THE DATA:
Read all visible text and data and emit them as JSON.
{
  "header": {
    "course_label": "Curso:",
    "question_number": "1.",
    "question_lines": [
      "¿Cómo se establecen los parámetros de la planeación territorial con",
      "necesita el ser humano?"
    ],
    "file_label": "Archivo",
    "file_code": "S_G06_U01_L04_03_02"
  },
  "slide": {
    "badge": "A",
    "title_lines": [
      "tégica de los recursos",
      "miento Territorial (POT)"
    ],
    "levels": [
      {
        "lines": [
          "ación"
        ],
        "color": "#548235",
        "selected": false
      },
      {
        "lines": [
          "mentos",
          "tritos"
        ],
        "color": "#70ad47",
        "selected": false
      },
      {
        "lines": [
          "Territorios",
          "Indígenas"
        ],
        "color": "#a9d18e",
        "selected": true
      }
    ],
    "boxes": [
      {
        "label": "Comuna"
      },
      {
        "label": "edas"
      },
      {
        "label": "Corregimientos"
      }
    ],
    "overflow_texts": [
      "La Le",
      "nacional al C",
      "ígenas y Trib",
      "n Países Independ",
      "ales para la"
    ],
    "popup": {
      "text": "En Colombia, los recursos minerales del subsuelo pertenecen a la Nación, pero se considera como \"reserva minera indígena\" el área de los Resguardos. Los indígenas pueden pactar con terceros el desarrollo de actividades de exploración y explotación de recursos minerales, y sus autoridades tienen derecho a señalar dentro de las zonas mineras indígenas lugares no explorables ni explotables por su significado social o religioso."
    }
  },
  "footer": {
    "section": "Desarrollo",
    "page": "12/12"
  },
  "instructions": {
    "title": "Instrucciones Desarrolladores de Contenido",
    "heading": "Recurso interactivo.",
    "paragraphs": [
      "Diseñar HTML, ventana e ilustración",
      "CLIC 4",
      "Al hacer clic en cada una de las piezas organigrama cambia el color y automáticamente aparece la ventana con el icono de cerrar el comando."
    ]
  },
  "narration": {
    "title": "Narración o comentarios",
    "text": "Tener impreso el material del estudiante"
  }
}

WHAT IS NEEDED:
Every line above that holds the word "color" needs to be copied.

OUTPUT FOR THIS TASK:
        "color": "#548235",
        "color": "#70ad47",
        "color": "#a9d18e",
      "Al hacer clic en cada una de las piezas organigrama cambia el color y automáticamente aparece la ventana con el icono de cerrar el comando."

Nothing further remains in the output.